Friday, 19 April 2013

Review: Beast Wars Ravage (Jaguar)

Today (as of starting writing this, though probably at least a week ago by the time anyone reads this) in the post I received my final Transformers: Beast Wars figure. Not to imply that I have all the Beast Wars figures released, but it's the final one that appeared in the cartoon (minus a proper toon-accurate Blackarachnia, which despite several attempts, neither Hasbo nor Takara have yet made).

Ravage turned up in the 3 part episode The Agenda. Taking full advantage of Beast Wars now definite sequel-ness to the original 80s Transformers series, Ravage is the exact same character as seen in that show, now rebuilt as a Predacon (aka 'Beast Wars baddie').

Tuesday, 16 April 2013

Review: MOTUC Ram Man

There has been one figure, far beyond all others, that has been awaited with baited breath from Masters of the Universe Classics fans.

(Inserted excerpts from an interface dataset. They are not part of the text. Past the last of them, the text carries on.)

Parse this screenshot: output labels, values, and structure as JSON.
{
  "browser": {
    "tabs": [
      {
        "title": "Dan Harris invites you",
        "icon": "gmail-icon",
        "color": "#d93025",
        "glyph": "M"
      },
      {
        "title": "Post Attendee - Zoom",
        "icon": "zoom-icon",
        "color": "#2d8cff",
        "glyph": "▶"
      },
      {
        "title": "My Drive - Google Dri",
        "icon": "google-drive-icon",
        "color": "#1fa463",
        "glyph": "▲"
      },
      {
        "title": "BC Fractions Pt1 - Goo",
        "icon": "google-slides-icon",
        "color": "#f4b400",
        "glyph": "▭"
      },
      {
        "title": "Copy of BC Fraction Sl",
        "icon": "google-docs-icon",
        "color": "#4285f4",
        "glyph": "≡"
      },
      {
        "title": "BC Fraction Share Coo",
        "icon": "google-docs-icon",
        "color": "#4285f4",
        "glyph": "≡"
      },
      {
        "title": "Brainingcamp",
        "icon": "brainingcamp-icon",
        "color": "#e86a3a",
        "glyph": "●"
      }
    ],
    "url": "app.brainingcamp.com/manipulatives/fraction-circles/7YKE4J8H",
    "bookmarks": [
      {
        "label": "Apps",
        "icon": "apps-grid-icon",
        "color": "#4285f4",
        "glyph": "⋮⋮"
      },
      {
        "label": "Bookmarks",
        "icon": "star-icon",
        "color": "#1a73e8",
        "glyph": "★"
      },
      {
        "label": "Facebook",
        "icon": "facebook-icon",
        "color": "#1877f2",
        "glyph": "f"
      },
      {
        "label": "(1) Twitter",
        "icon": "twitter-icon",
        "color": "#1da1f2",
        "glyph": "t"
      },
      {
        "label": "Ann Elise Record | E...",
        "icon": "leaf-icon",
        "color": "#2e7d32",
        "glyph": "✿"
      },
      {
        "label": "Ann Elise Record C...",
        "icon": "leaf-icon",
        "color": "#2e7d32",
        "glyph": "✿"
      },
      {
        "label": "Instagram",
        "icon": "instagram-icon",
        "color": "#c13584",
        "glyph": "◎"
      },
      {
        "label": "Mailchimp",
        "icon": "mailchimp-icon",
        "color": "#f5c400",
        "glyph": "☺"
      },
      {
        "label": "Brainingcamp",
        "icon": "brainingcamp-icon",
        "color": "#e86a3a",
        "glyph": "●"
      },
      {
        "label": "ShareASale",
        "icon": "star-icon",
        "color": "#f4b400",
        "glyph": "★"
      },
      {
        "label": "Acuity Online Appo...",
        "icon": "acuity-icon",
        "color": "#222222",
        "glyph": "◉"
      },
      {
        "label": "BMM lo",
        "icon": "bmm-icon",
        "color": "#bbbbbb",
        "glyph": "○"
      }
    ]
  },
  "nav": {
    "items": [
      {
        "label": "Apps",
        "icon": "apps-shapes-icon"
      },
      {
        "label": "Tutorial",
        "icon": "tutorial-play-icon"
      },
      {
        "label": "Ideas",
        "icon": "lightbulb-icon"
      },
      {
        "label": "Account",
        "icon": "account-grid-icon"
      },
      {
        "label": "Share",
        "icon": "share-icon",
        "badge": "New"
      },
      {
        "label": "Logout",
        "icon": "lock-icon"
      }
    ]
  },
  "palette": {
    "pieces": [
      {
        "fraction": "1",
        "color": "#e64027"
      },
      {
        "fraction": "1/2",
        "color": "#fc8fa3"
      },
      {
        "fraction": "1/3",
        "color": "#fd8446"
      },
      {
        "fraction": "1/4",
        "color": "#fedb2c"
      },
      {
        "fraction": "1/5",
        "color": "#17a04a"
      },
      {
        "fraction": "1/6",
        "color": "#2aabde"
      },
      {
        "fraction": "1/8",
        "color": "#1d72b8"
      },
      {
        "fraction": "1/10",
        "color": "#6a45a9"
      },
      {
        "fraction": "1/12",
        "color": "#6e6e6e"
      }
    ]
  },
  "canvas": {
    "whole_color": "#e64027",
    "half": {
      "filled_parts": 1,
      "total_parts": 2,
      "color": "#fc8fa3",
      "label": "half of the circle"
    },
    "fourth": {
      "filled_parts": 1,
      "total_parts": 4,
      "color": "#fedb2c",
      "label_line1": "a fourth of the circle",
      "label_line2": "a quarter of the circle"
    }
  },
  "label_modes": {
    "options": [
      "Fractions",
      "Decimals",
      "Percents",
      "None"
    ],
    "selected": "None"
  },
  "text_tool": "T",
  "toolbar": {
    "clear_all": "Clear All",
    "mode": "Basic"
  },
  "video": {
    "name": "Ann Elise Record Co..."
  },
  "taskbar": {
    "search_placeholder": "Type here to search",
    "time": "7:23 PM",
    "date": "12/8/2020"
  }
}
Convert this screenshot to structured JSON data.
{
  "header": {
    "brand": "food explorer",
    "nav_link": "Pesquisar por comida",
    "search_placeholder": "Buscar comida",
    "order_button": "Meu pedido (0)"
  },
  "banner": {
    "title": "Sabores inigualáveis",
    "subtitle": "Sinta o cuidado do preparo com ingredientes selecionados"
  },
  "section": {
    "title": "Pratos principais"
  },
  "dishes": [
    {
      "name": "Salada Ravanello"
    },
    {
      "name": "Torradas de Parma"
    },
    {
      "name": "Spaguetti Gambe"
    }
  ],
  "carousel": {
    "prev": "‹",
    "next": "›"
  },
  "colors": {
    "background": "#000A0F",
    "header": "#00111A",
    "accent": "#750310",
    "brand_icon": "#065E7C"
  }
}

A well-known, popular and high profile figure. One of the core initial releases in the original 80s line, but who was placed on the back-burner for Classics due to his '100% unique sculpt'.

It is, of course, Ram Man.

Wednesday, 10 April 2013

Review: LEGO TMNT Turtle Lair Attack (79103)

It was a long time coming.

Way back in January Pixel Dan posted a review of the TMNT Lego lair set. As chance would have it, as I hit 'play', my 4yo son appeared. 'I want that,' he declared. 'Um, okay,' I replied, 'but it won't be in the shops for a while yet.' TMNT Lego wasn't due to hit until mid-February, which meant a long few weeks of 'Is it summer yet?' on repeat, for 4yo had somehow got it into his head that it wasn't released until then. Which was fine because once it had been released he would have to wait until the price dropped a bit, Lego being a tad expensive.

Eventually, after threatening to send 4yo to live at Pixel Dan's house so I wouldn't have to listen to him go on and on about it, I found a site which was offering the Lair with £10 off. Deciding this was enough of a discount if it'd quiet my son, I placed an order.

2 weeks later and the Lego still hadn't been dispatched. Despite being available when I ordered, it was now 'out of stock' and showed no sign of being in stock any time soon.

Would the 'is it summer yet?' never end?

With order cancelled, the search began anew. Coincidentally at this time I came across Flubit.com, a website  which claimed to beat the best price for an item you could find online.

Worth a try, right?

By this time Amazon was now offering the Lair with a tenner off the RRP, equaling the price I'd been prepared to pay earlier. Would Flubit be able to beat it? My guess was that they'd come up with an offer a few pence below Amazon.

I typed the URL into the Flubit homepage and waited...

A little over 24 hours later I'd received my offer. Flubit had managed to knock a fiver(!) off the Amazon price. Impressed, I definitely was and will, without a doubt, be using them again in the future.

I paid my pennies (which was the only downside to the whole Flubit experience - the site wouldn't load properly on my Playbook so I had to kick the children off my laptop to pay) and a few days later I had a Turtle Lair Attack to give to 4yo. Now to find out if it had been worth the wait...

While 4yo will happily put smaller Lego sets together, he wanted to play with his Lair now, which meant poor old me had to put the main part together while he sat and did the mini-figures. I wanted to do a little video of building it however 4yo wasn't prepared to wait while I set up the camera.

There isn't a huge amount of pieces with the set. The licensed sets tend to be smaller compared to the completely Lego-owned stuff at the same price point (presumably the license cost is factored in). For the RRP it's a little expensive, however it's a bargain considering what I actually paid.

Tuesday, 9 April 2013

Review: LEGO Hobbit An Unexpected Gathering (79003)

It's rare that I review Lego. The main reason for this is because that seconds after a model has been constructed the children decide to 'explode' whatever's been carefully made, making pictures a little problematic to take.

As I begin writing this review Bilbo's house, Bag End, is in one piece. It will be a minor miracle if it's in this state by the end. Indeed, even as it was being built many sections had to be rebuilt due to a marauding 2 year old.